== Task requirements ==
Restate all data exactly. No images.

====== Data to process

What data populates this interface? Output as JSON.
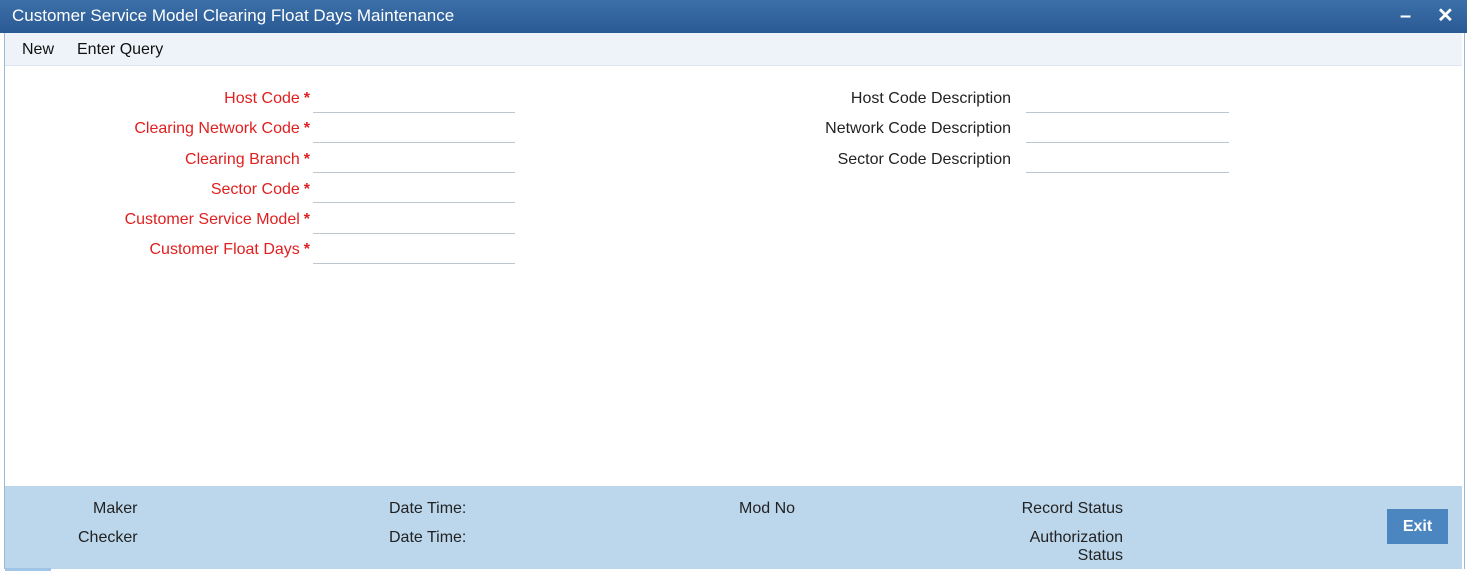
{
  "window": {
    "title": "Customer Service Model Clearing Float Days Maintenance",
    "minimize_glyph": "–",
    "close_glyph": "✕"
  },
  "toolbar": {
    "new_label": "New",
    "enter_query_label": "Enter Query"
  },
  "form_left": [
    {
      "label": "Host Code",
      "value": "",
      "required": true
    },
    {
      "label": "Clearing Network Code",
      "value": "",
      "required": true
    },
    {
      "label": "Clearing Branch",
      "value": "",
      "required": true
    },
    {
      "label": "Sector Code",
      "value": "",
      "required": true
    },
    {
      "label": "Customer Service Model",
      "value": "",
      "required": true
    },
    {
      "label": "Customer Float Days",
      "value": "",
      "required": true
    }
  ],
  "required_marker": "*",
  "form_right": [
    {
      "label": "Host Code Description",
      "value": ""
    },
    {
      "label": "Network Code Description",
      "value": ""
    },
    {
      "label": "Sector Code Description",
      "value": ""
    }
  ],
  "footer": {
    "maker_label": "Maker",
    "checker_label": "Checker",
    "maker_datetime_label": "Date Time:",
    "checker_datetime_label": "Date Time:",
    "mod_no_label": "Mod No",
    "record_status_label": "Record Status",
    "auth_status_line1": "Authorization",
    "auth_status_line2": "Status",
    "exit_label": "Exit"
  },
  "colors": {
    "title_bar": "#2f6199",
    "required_label": "#e02020",
    "footer_bg": "#bcd7ec",
    "exit_button": "#4b86c0"
  }
}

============

== Task answer ==
What data populates this interface? Output as JSON.
{
  "window": {
    "title": "Customer Service Model Clearing Float Days Maintenance",
    "minimize_glyph": "–",
    "close_glyph": "✕"
  },
  "toolbar": {
    "new_label": "New",
    "enter_query_label": "Enter Query"
  },
  "form_left": [
    {
      "label": "Host Code",
      "value": "",
      "required": true
    },
    {
      "label": "Clearing Network Code",
      "value": "",
      "required": true
    },
    {
      "label": "Clearing Branch",
      "value": "",
      "required": true
    },
    {
      "label": "Sector Code",
      "value": "",
      "required": true
    },
    {
      "label": "Customer Service Model",
      "value": "",
      "required": true
    },
    {
      "label": "Customer Float Days",
      "value": "",
      "required": true
    }
  ],
  "required_marker": "*",
  "form_right": [
    {
      "label": "Host Code Description",
      "value": ""
    },
    {
      "label": "Network Code Description",
      "value": ""
    },
    {
      "label": "Sector Code Description",
      "value": ""
    }
  ],
  "footer": {
    "maker_label": "Maker",
    "checker_label": "Checker",
    "maker_datetime_label": "Date Time:",
    "checker_datetime_label": "Date Time:",
    "mod_no_label": "Mod No",
    "record_status_label": "Record Status",
    "auth_status_line1": "Authorization",
    "auth_status_line2": "Status",
    "exit_label": "Exit"
  },
  "colors": {
    "title_bar": "#2f6199",
    "required_label": "#e02020",
    "footer_bg": "#bcd7ec",
    "exit_button": "#4b86c0"
  }
}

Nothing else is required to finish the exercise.